§ **Work to be completed**: What lines in the material hold the string "time"? Copy out each of them.

§ **Material for this task**:
- Opening Delimiter -
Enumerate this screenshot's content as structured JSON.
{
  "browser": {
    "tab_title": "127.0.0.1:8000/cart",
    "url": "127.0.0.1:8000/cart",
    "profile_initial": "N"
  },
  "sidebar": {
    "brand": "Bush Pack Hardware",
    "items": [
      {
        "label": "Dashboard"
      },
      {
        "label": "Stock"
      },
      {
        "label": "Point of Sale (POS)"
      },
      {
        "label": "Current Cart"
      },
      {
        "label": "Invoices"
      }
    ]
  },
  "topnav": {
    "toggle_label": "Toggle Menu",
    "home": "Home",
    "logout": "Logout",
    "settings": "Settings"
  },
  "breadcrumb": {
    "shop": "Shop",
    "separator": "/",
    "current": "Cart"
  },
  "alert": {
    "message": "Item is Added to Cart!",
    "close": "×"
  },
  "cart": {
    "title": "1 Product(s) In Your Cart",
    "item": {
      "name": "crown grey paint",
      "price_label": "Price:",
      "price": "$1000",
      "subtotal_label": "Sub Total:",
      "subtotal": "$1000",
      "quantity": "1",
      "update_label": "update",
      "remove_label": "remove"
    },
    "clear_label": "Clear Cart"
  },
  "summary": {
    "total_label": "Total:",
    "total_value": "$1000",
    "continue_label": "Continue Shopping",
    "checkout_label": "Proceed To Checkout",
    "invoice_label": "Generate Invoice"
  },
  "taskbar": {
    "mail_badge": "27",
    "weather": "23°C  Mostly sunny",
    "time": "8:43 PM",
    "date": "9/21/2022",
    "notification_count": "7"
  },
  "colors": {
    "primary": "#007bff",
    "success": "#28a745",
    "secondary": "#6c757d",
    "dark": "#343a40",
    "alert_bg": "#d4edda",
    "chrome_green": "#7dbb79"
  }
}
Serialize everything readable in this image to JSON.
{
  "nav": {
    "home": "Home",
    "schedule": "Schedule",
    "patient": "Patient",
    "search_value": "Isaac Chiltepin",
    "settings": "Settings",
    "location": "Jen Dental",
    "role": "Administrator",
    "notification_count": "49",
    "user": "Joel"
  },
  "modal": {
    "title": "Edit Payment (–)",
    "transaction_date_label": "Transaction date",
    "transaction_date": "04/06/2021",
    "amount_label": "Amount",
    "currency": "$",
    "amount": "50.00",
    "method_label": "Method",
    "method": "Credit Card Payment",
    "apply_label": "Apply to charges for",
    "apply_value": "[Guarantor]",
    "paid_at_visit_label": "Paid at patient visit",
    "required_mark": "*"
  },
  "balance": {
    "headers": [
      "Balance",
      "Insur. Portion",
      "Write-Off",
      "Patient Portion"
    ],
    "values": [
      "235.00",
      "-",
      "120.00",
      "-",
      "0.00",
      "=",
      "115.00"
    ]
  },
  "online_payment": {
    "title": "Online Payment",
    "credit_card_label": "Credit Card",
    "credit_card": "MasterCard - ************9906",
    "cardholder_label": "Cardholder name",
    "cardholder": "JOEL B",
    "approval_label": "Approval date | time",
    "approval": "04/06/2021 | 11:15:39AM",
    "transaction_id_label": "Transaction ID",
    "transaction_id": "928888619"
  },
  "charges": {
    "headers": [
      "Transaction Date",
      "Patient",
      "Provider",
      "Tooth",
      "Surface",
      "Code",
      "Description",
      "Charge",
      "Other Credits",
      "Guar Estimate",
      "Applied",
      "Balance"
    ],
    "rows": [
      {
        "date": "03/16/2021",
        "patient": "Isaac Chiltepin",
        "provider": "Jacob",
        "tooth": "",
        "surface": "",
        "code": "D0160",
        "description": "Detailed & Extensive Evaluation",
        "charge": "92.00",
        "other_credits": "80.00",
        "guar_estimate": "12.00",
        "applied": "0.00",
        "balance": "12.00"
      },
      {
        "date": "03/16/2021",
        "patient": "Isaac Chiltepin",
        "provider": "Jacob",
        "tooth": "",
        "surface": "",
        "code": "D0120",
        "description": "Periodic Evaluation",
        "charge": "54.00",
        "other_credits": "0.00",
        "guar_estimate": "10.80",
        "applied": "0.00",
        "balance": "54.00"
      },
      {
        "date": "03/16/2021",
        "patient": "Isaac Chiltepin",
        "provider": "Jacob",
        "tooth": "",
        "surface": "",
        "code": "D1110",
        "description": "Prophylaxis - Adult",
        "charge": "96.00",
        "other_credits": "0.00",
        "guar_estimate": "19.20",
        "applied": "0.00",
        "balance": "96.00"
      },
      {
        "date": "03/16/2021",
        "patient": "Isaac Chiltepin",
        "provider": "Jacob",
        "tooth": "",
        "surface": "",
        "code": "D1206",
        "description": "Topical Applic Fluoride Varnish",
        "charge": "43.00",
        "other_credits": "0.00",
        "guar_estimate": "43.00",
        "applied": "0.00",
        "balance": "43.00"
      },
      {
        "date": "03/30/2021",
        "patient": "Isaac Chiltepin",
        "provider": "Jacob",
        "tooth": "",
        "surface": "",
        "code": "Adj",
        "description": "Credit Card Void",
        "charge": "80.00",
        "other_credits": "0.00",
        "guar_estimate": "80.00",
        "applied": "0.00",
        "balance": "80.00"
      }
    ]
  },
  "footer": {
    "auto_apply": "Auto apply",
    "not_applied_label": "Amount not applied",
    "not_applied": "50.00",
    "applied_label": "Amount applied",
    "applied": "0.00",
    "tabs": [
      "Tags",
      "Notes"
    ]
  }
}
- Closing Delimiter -
§ **Finished task**:
    "time": "8:43 PM",
    "approval_label": "Approval date | time",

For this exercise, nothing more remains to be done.